A seat at the table

Australia’s success in flattening the curve has bought us membership to a group of “first mover” nations who have flattened the curve successfully — including Denmark, Austria, Czech Republic, Israel, New Zealand and Greece. Last night, Prime Minister Scott Morrison participated in a teleconference with leaders of these countries. 

The first mover countries all succeeded for similar reasons — go early, go hard, go testing.

Austria, which started reopening shops more than three weeks ago, went into lockdown on March 16 — earlier than almost anywhere in Europe — and dispatched mobile testing units around the country.

Denmark shut borders, kept its workers home and limited gatherings early, and became the first country outside of Asia to start easing restrictions last month.

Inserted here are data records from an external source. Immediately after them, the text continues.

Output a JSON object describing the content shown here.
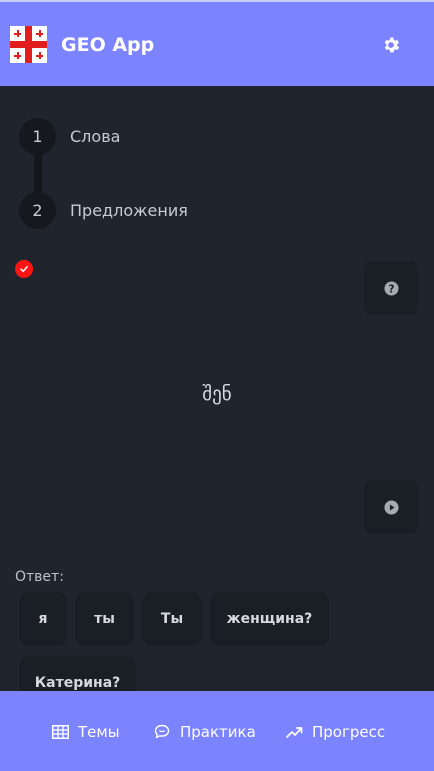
{
  "header": {
    "app_title": "GEO App",
    "flag_icon": "georgia-flag-icon",
    "settings_icon": "gear-icon"
  },
  "stepper": {
    "steps": [
      {
        "number": "1",
        "label": "Слова"
      },
      {
        "number": "2",
        "label": "Предложения"
      }
    ]
  },
  "card": {
    "status_icon": "check-circle-icon",
    "status_color": "#ff1414",
    "help_icon": "question-icon",
    "play_icon": "play-icon",
    "word": "შენ"
  },
  "answer": {
    "label": "Ответ:",
    "options": [
      "я",
      "ты",
      "Ты",
      "женщина?",
      "Катерина?"
    ]
  },
  "bottom_nav": {
    "items": [
      {
        "label": "Темы",
        "icon": "table-icon"
      },
      {
        "label": "Практика",
        "icon": "chat-icon"
      },
      {
        "label": "Прогресс",
        "icon": "trend-up-icon"
      }
    ]
  },
  "colors": {
    "accent": "#7b83ff",
    "background": "#1f242d"
  }
}
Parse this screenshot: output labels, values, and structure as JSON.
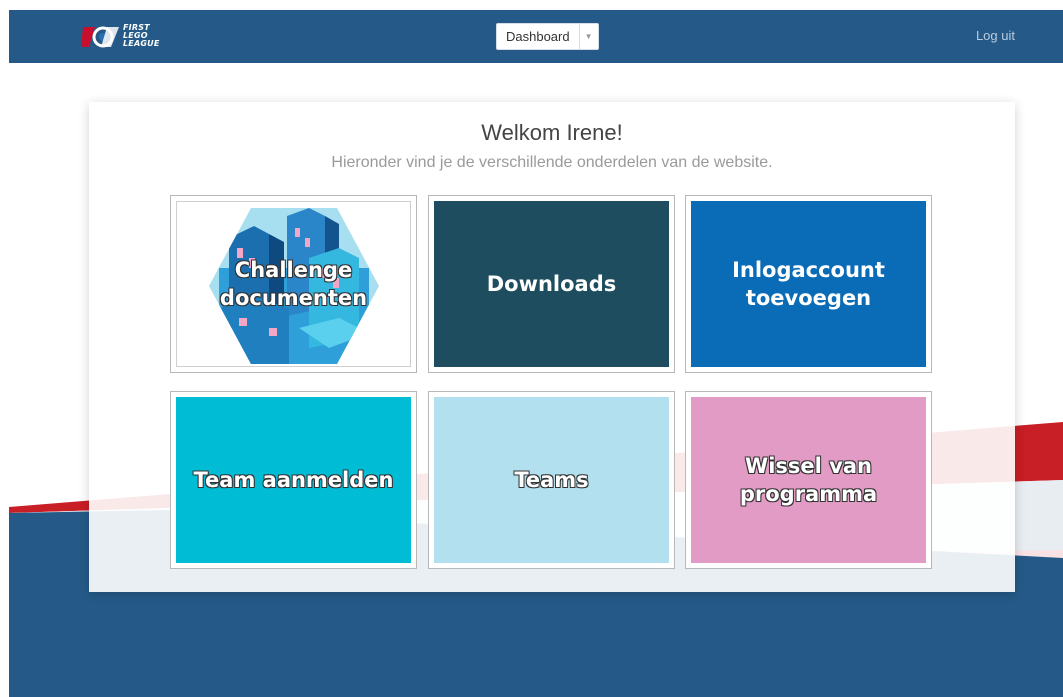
{
  "header": {
    "logo_lines": [
      "FIRST",
      "LEGO",
      "LEAGUE"
    ],
    "dashboard_label": "Dashboard",
    "logout_label": "Log uit"
  },
  "main": {
    "welcome": "Welkom Irene!",
    "subtitle": "Hieronder vind je de verschillende onderdelen van de website."
  },
  "tiles": [
    {
      "label": "Challenge documenten",
      "color": "#ffffff"
    },
    {
      "label": "Downloads",
      "color": "#1e4d5f"
    },
    {
      "label": "Inlogaccount toevoegen",
      "color": "#0a6bb7"
    },
    {
      "label": "Team aanmelden",
      "color": "#00bcd4"
    },
    {
      "label": "Teams",
      "color": "#b3e0ee"
    },
    {
      "label": "Wissel van programma",
      "color": "#e29bc4"
    }
  ],
  "colors": {
    "navbar": "#255a88",
    "accent_red": "#c8102e",
    "footer_blue": "#255a88"
  },
  "icons": {
    "logo": "first-lego-league-logo",
    "caret": "caret-down-icon"
  }
}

So far, it hasn’t seen a spike in cases after opening up

The Czech Republic put in place a lockdown before recording a single death from COVID-19.

Knowing its austerity-ravaged health system would not cope with a major outbreak, Greece also moved aggressively, shutting down much of the country in early March; the country is hoping its success means it can still get a much needed economic boost from summer tourism.

Israel also implemented a tough lockdown, and a controversial phone surveillance program.

Finally, New Zealand, which locked down earlier and harder than us.

But notably, we’re easing restrictions later, and from a safer position than most of these countries. With the exception of New Zealand, we have far lower numbers of cases or deaths per million people than any of the countries in the group.

NRL anti-vaxxers score a win

The NRL is committed to restarting games later this month, but what’s less certain is whether any of the action will be able to match the off-field drama we’ve seen during lockdown.

Things took a turn for the absurd this week over the issue of vaccinations. One of the conditions of the league restarting was mandatory flu vaccination for all players. But then Gold Coast Titans’ Bryce Cartwright, who has emerged as footy’s best known anti-vaxxer, announced he wouldn’t sign the jab waiver, with about 20 players following suit.

Astonishingly, the NRL has caved and is now allowing players with a “conscientious objection” to play on without getting their flu vaccine, despite Scott Morrison saying players should abide by a “no jab no play” policy.

Democracy struggles with Zoom

Social distancing has meant the crucial business of running the country has had to be conducted over video conference. That’s brought with it a heap of challenges, and highlighted many politicians’ discomfort with technology.

Case in point: this week, Jacqui Lambie spent 20 minutes trying to turn her microphone on.

The Ruby Princess inquiry has seen more than its fair share of technical difficulties. In the early days, the stream cut out repeatedly, while yesterday, NSW Health Minister Brad Hazzard accused two Labor MPs of winking at each other via video link.

Meanwhile Commissioner Bret Walker SC, known for getting George Pell acquitted at the High Court, revealed he didn’t know what WhatsApp was. Of course Walker’s technophobia is the stuff of Phillip St legend — he’s rumoured to have his assistant print out emails for him. 

Given the challenges many are having, it’s unsurprising that in the UK, the House of Commons is forcing MPs to upskill, and has provided written guidelines describing how and where to set up a video conference, and information on muting calls.